## Task to carry out
For the data below, please report each line where the word "icon" is found.

»»

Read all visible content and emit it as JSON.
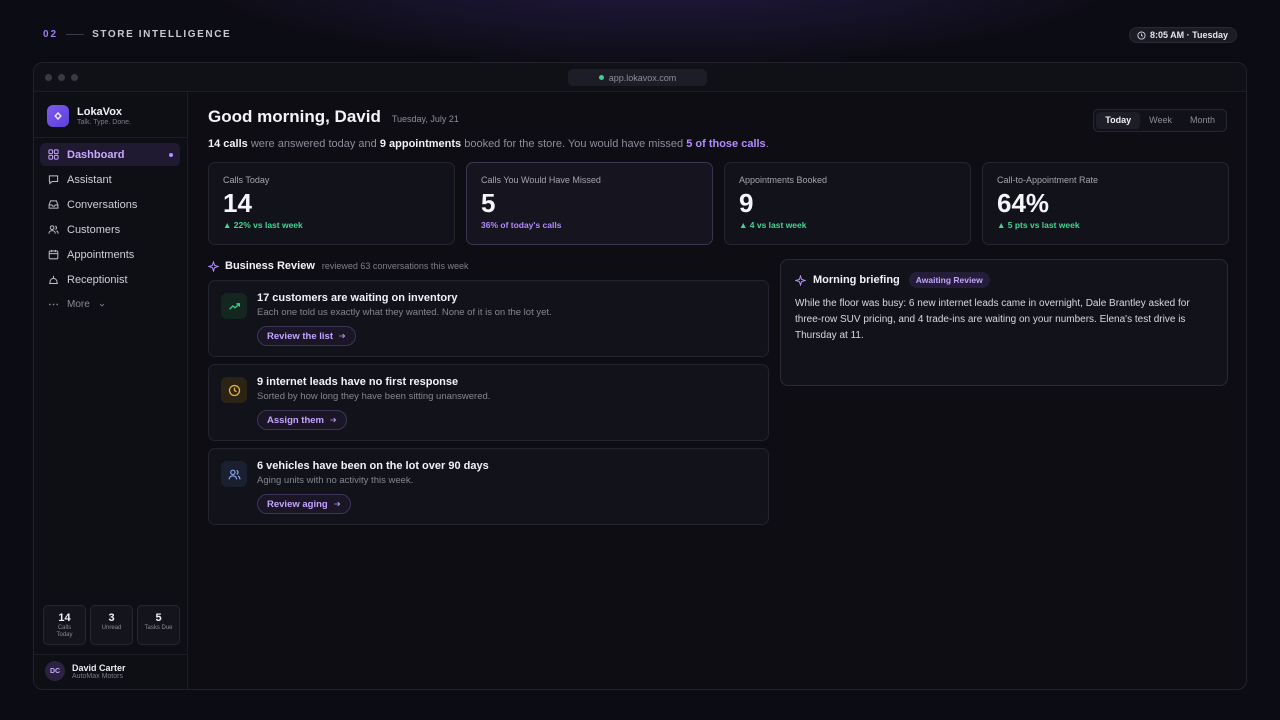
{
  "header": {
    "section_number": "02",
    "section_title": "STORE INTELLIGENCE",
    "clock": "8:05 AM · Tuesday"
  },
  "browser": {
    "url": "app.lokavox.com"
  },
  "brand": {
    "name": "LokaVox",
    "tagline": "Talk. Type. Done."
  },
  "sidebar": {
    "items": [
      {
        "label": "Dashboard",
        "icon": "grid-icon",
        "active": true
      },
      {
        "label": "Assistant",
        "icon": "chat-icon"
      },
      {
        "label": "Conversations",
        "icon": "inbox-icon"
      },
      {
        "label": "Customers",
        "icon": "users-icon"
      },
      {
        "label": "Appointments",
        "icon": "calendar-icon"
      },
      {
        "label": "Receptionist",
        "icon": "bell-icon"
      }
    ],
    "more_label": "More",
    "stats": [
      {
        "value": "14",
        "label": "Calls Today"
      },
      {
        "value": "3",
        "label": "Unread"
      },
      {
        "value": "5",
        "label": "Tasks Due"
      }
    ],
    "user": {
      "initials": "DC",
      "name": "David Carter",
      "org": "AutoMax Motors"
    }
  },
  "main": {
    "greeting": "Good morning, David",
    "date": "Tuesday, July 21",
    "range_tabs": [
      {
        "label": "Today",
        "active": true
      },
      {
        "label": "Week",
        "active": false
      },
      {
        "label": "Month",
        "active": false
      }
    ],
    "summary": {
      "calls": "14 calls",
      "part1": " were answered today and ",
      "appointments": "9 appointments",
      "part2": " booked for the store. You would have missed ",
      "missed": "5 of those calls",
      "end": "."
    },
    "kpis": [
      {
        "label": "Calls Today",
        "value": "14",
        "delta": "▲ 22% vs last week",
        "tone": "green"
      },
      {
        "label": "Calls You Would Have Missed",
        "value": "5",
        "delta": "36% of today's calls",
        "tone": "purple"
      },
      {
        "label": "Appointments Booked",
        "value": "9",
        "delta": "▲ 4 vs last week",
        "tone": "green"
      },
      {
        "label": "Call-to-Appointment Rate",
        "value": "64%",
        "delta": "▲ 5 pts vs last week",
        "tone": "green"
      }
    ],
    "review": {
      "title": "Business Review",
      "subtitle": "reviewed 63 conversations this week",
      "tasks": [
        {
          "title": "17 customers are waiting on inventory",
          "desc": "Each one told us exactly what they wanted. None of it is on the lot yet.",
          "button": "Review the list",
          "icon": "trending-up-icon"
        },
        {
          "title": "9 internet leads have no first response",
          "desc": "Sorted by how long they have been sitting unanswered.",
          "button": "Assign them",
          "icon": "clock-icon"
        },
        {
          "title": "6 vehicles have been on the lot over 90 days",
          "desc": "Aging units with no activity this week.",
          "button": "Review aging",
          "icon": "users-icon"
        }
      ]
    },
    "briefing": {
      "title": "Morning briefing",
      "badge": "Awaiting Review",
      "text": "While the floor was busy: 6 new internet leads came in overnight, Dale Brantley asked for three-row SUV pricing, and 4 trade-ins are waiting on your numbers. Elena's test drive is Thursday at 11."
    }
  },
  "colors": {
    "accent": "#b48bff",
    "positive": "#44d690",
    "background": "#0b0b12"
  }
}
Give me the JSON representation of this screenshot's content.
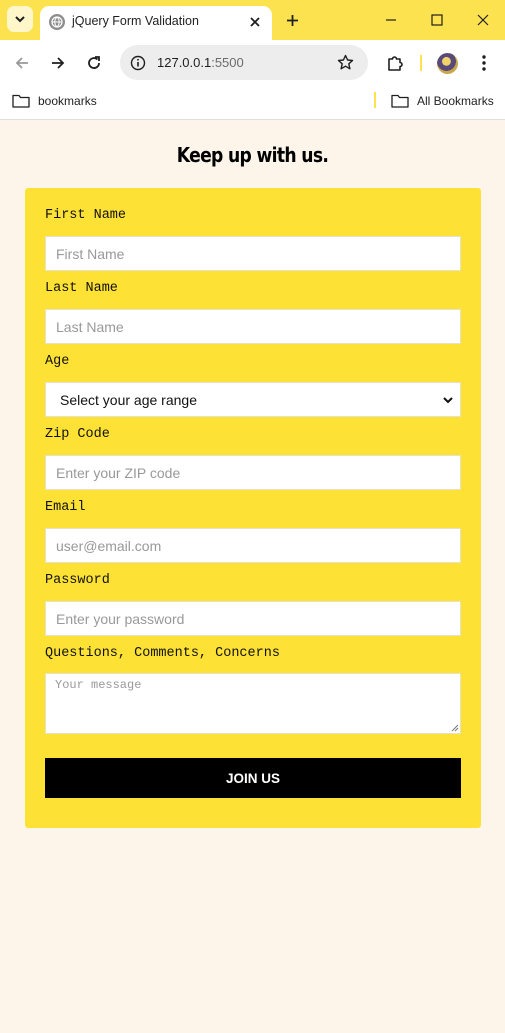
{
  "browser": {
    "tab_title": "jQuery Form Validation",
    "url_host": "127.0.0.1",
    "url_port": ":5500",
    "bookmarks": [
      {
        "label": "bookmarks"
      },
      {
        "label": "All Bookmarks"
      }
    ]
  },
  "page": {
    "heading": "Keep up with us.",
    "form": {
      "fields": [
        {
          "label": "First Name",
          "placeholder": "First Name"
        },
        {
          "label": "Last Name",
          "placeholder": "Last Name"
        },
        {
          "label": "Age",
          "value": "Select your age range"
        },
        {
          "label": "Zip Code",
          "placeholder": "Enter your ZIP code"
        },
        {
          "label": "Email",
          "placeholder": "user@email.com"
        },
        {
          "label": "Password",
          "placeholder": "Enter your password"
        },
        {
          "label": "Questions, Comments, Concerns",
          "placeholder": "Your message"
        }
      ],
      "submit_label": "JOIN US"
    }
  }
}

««
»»

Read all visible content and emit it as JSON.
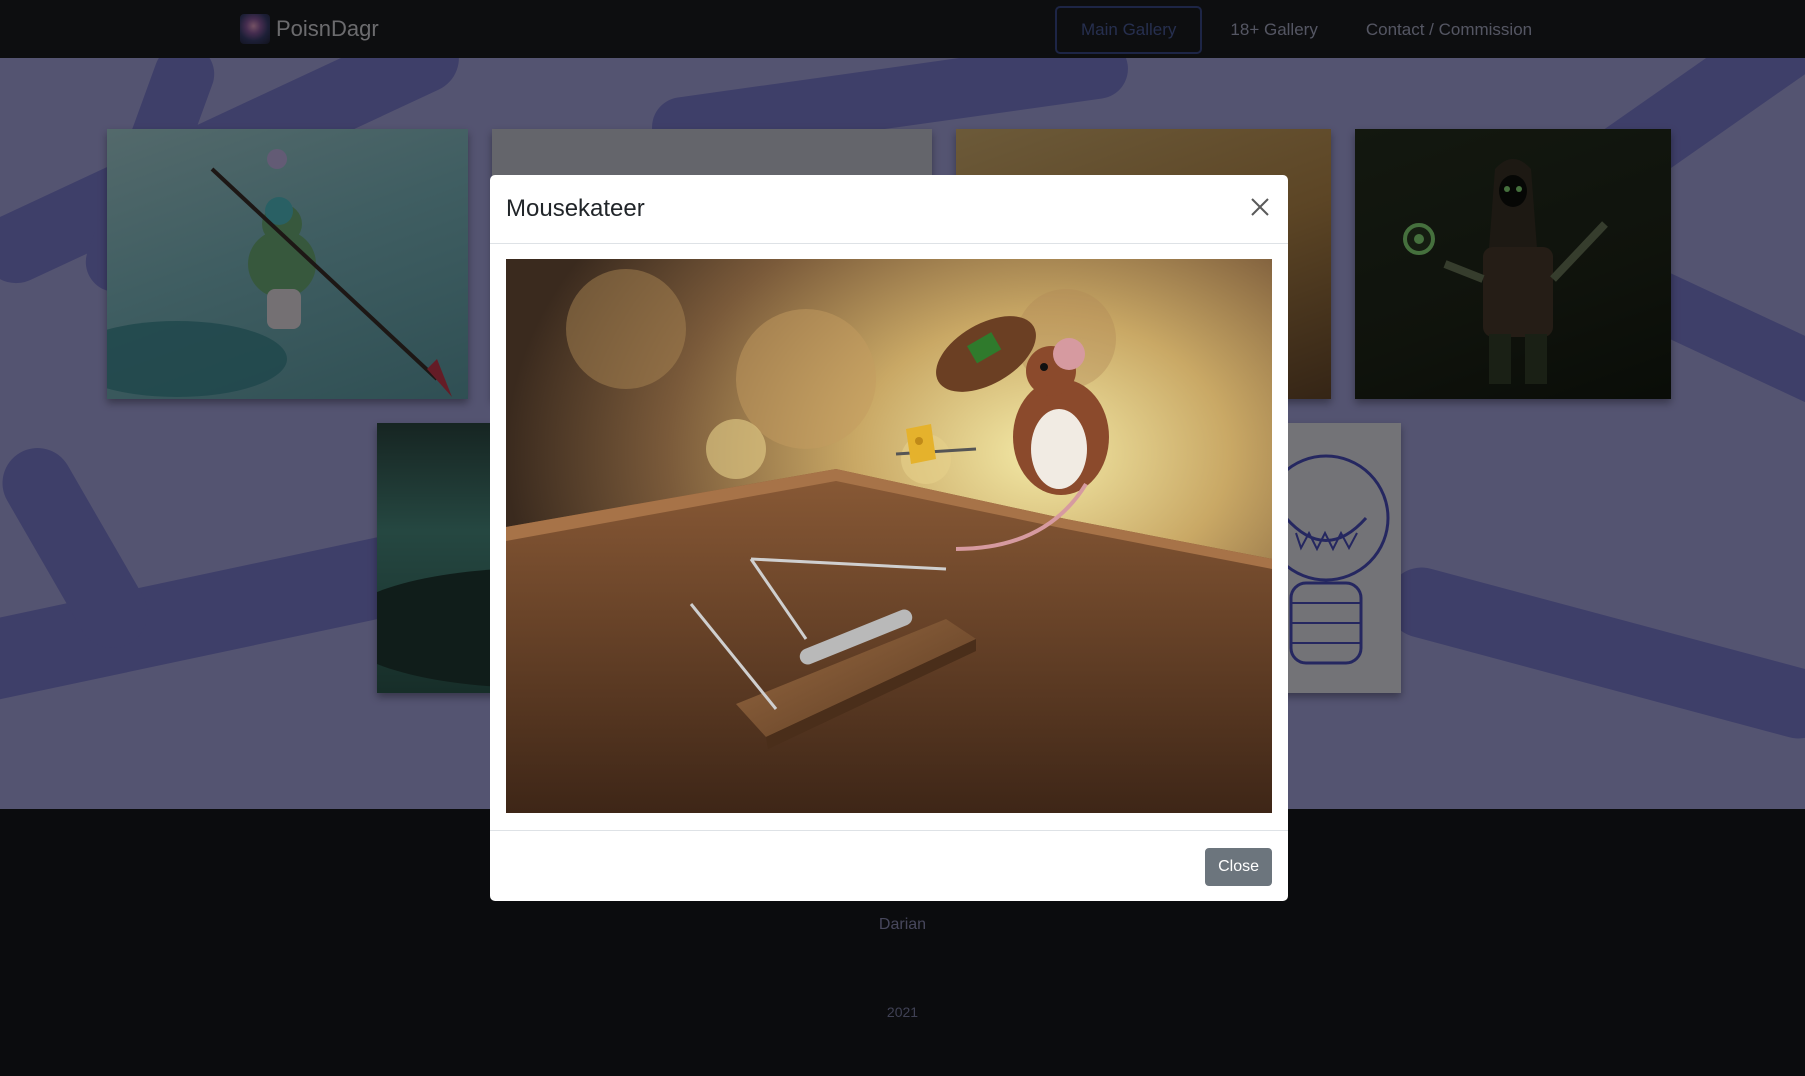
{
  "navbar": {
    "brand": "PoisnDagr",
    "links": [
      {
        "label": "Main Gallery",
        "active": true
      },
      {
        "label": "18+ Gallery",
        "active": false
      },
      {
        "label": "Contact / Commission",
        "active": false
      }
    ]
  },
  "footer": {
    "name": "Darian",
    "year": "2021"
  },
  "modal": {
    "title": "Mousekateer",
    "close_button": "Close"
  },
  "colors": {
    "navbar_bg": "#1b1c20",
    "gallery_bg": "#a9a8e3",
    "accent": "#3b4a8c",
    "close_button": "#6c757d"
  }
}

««
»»

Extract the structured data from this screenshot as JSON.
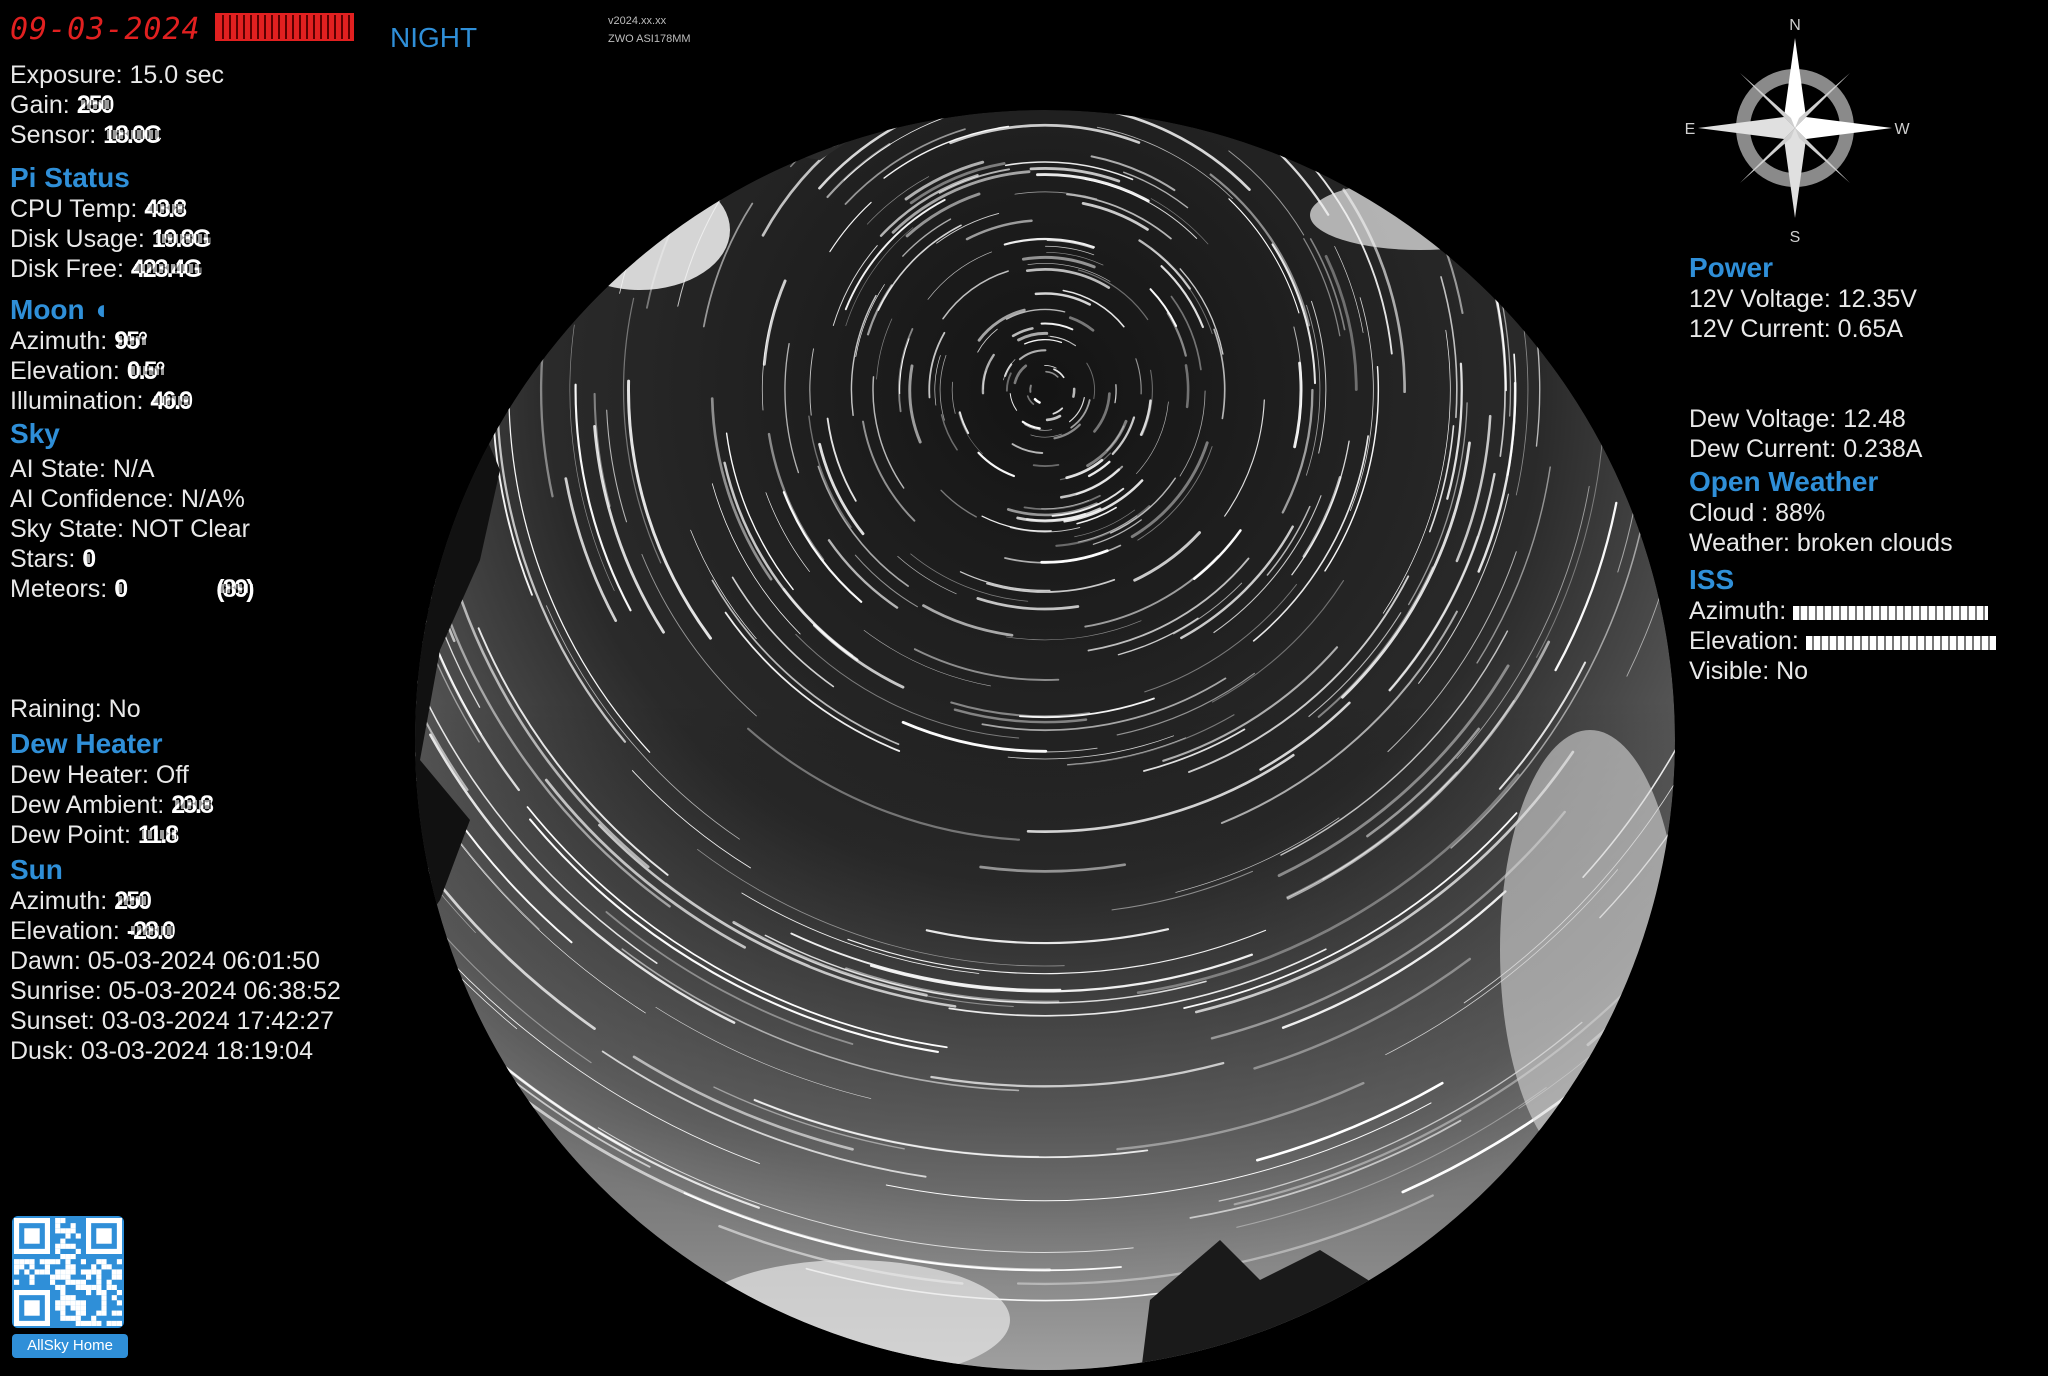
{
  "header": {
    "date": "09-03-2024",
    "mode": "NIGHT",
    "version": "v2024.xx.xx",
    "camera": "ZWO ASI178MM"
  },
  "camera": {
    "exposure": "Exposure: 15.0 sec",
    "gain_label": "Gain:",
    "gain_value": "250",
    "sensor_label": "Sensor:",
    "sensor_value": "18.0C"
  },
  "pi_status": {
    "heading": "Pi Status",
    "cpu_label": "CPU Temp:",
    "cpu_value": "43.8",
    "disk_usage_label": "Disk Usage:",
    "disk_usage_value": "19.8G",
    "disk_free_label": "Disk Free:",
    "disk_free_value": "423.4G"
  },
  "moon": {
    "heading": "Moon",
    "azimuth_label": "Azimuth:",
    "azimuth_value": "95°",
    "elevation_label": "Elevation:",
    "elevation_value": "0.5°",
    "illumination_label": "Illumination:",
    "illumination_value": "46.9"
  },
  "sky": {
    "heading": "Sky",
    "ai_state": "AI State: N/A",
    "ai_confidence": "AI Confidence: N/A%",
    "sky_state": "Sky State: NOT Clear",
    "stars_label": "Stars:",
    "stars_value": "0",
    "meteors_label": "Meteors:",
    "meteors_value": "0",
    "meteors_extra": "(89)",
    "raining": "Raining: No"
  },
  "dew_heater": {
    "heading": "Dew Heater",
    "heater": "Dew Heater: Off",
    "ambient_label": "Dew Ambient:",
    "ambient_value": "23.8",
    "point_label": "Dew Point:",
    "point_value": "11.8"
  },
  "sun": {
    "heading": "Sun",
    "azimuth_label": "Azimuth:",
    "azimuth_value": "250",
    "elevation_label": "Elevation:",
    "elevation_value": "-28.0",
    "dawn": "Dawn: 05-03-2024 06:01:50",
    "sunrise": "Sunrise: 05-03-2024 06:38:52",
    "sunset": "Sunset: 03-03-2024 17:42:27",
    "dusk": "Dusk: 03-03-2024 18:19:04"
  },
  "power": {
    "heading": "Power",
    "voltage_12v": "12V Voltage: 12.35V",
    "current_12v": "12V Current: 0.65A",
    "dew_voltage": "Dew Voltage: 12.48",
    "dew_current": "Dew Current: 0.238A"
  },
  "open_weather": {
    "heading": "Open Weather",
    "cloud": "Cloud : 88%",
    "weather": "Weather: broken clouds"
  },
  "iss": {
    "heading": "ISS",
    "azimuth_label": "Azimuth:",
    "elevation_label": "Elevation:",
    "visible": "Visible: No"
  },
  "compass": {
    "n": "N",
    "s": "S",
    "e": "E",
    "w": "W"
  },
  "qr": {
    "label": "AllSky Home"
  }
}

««

## Result of this exercise
        "icon": "grid-icon",
        "icon": "chat-icon"
        "icon": "inbox-icon"
        "icon": "users-icon"
        "icon": "calendar-icon"
        "icon": "bell-icon"
          "icon": "trending-up-icon"
          "icon": "clock-icon"
          "icon": "users-icon"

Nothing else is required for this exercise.